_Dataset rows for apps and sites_
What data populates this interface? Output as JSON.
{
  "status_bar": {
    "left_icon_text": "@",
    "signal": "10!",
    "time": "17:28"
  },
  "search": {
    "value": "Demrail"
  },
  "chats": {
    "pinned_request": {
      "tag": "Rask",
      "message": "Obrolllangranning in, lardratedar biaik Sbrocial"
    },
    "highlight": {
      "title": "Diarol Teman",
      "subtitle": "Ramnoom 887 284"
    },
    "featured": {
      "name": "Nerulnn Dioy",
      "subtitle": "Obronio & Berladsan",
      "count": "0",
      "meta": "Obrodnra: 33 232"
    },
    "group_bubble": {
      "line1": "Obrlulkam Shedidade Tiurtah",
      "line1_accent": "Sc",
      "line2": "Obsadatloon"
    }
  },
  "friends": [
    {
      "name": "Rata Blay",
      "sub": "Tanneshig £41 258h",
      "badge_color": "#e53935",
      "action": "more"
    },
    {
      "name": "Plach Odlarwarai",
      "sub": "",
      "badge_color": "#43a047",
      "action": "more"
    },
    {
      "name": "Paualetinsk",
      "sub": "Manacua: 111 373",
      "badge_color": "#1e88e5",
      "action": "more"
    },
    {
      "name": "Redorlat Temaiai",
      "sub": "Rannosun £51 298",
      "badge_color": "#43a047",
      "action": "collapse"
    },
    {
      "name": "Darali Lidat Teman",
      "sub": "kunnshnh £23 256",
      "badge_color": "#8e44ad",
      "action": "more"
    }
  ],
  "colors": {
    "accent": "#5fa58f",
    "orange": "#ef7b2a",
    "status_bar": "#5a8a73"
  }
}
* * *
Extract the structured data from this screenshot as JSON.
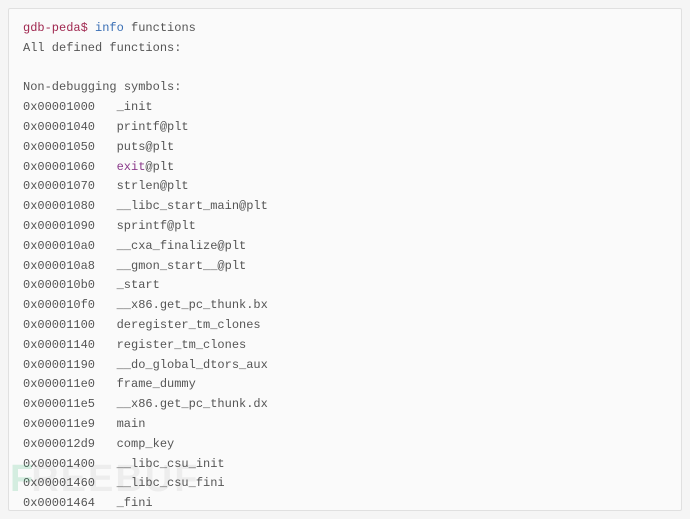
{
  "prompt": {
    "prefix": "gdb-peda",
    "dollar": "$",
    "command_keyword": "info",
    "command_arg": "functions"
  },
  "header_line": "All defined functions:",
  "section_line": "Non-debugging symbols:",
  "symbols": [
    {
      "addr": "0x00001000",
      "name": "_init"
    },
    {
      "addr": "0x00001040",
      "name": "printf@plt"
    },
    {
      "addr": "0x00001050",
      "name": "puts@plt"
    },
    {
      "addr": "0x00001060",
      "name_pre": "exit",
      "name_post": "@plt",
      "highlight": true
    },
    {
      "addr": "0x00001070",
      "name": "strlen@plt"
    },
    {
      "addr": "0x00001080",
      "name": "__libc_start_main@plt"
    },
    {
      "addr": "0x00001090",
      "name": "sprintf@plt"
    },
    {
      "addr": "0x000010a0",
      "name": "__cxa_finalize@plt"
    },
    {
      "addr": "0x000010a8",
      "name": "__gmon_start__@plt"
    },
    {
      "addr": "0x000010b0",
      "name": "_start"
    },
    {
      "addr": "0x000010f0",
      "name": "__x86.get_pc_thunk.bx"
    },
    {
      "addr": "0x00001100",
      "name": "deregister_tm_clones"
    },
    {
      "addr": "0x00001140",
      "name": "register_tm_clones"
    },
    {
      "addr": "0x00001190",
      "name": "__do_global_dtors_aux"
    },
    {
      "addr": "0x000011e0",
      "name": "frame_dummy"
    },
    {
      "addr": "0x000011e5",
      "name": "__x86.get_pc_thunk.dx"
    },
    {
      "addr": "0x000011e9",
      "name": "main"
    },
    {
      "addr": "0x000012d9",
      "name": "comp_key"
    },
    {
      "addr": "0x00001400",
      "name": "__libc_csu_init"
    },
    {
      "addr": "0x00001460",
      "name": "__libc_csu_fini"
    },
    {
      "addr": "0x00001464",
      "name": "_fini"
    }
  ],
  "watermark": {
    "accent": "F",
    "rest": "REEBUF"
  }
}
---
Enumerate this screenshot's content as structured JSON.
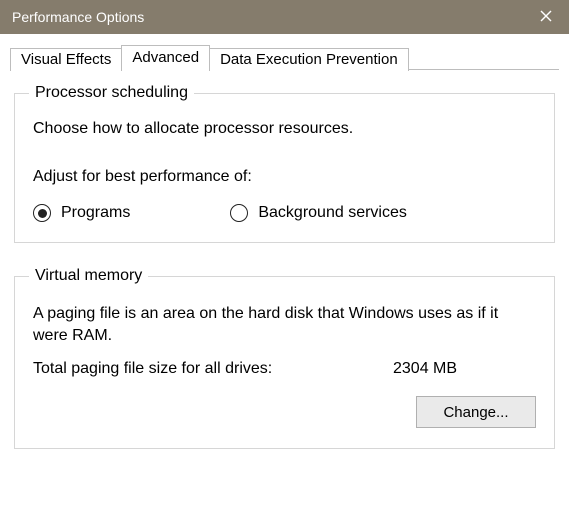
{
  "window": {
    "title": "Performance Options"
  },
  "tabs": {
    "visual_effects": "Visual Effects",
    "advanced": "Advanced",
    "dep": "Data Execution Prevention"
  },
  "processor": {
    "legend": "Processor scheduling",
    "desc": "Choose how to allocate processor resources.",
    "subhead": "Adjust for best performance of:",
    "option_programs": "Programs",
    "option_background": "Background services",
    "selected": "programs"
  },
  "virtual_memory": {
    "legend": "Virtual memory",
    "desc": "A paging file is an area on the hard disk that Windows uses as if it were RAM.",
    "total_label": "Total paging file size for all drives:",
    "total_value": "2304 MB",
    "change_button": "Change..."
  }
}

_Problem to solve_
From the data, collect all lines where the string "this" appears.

_Written reply_
What data populates this interface? Output as JSON.
Extract the structured data from this screenshot as JSON.
Enumerate this screenshot's content as structured JSON.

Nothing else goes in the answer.